Not all eye drops are the same. Oasis TEARS® is a new type of eye drop with a unique, viscoadaptive formula, optimized to provide longer lasting comfort.
Oasis TEARS® Lubricant Eye Drops coat, lubricate, and moisten delicate eye tissue. With each blink of your eye, a special substance in Oasis TEARS® combines with the active ingredient, glycerin, to keep tears on the eye surface for a long time. This unique combination coats and recoats the surface of the eye for continued relief of dry, irritated eyes.
Oasis TEARS® is recommended for mild to moderate symptoms
Oasis TEARS® MULTIDOSE contains a very mild preservative, and is available for mild sufferers requiring fewer applications or difficulty using the individual vials
Oasis TEARS® PLUS is recommended for moderate to severe symptoms
Oasis TEARS is the only preservative-free, lubricating eye drop with a special substance that combines with the active ingredient, glycerin, to keep tears on the eye surface for a long time. This unique combination lubricates and moisturizes the surface of the eye for instant comfort. With each blink of the eye, it re-lubricates to provide long-lasting relief.
Oasis TEARS and TEARS PLUS are safe to use as often as needed since they contain no toxic preservatives and the active ingredient, glycerin, is a natural compound. Oasis TEARS lubricating eye drops are recommended and used by eye care professionals to provide long-lasting relief from dry eyes.
There are 3 different types of artificial tear products:Preserved artificial tears (Oasis TEARS MULTIDOSE)
No. Artificial tears are specifically used to treat dry eye, and are different from decongestants and contact lens rewetting solutions.Artificial tears
Your eye care specialist can determine which treatment is best for your specific condition. This depends on whether you have mild, moderate, or severe dry eye. Most people are started out on lubricant eye drops to keep the eye moist and comfortable and to protect the eye surface.
If you are using artificial tears several times a day and still do not have relief you may be suffering from moderate to severe dry eye.
Contact your eye care specialist and ask if Oasis TEARS PLUS, punctum plugs or other therapy would help your chronic dry eye problem.

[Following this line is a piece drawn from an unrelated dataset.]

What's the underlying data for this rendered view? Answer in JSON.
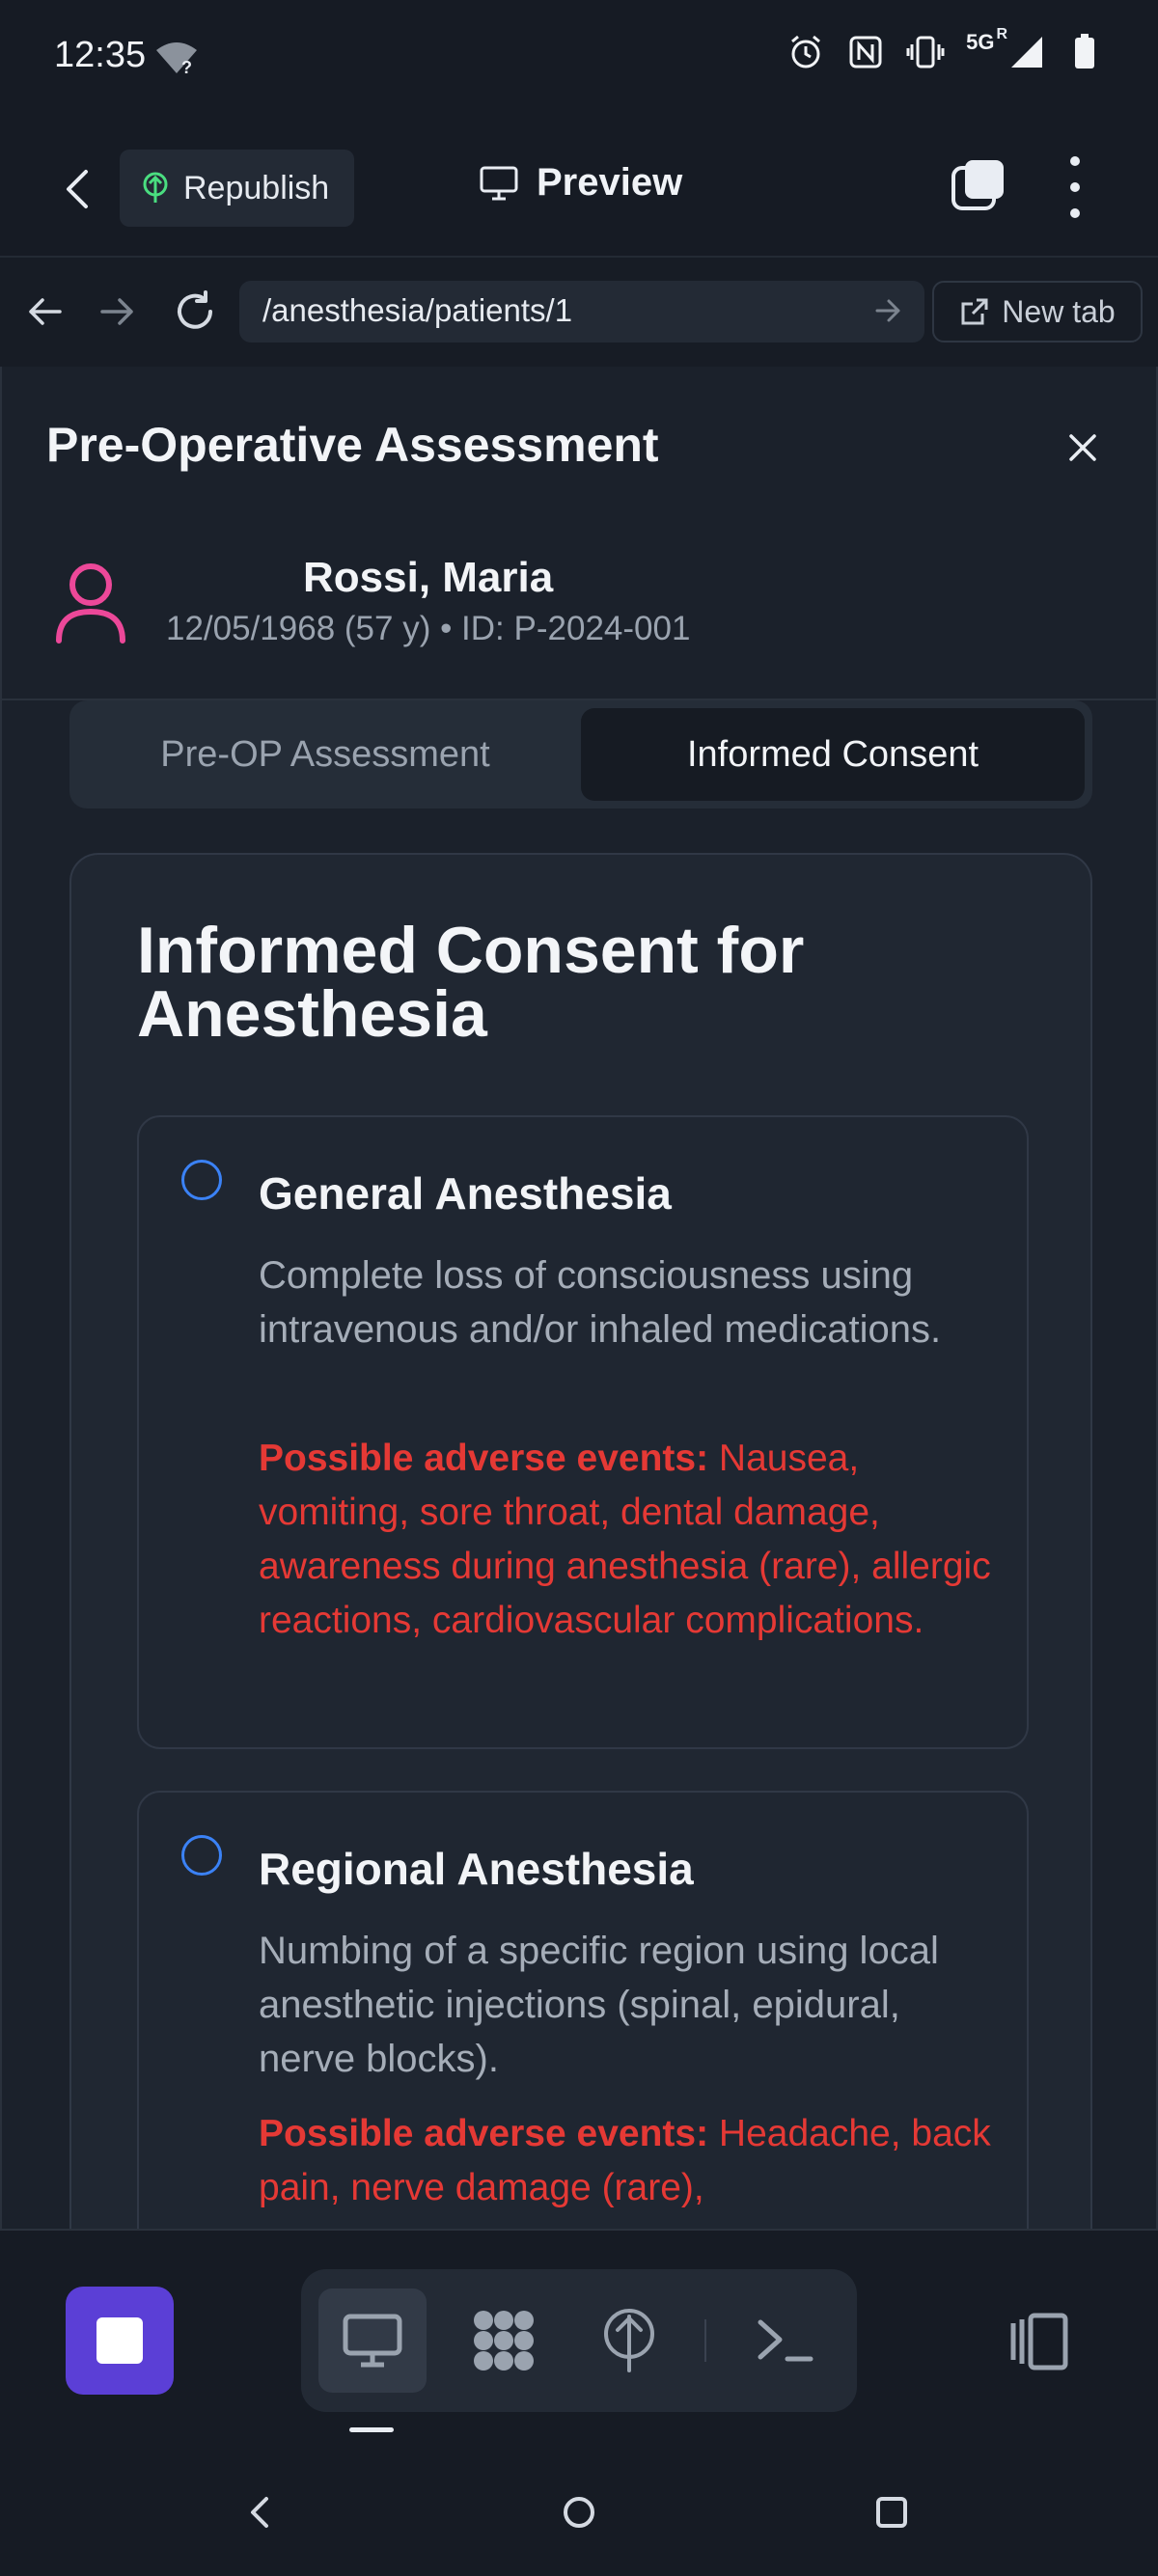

Studies have shown that the pre-operative condition of your tear film may affect post-op outcomes. It can also affect the accuracy of tests and measurements used to plan the surgery. Another study showed that nearly 60% of people about to undergo cataract surgery had some form of dry eye disease. It is essential before cataract or refractive surgery that you have a healthy tear film. Many surgeons recommend their patients go on artificial tears at least one month prior to surgery to achieve the best surgical outcomes. Similarly, after surgery you may be asked to continue the artificial tears for a month or more in order to maintain comfort and visual clarity.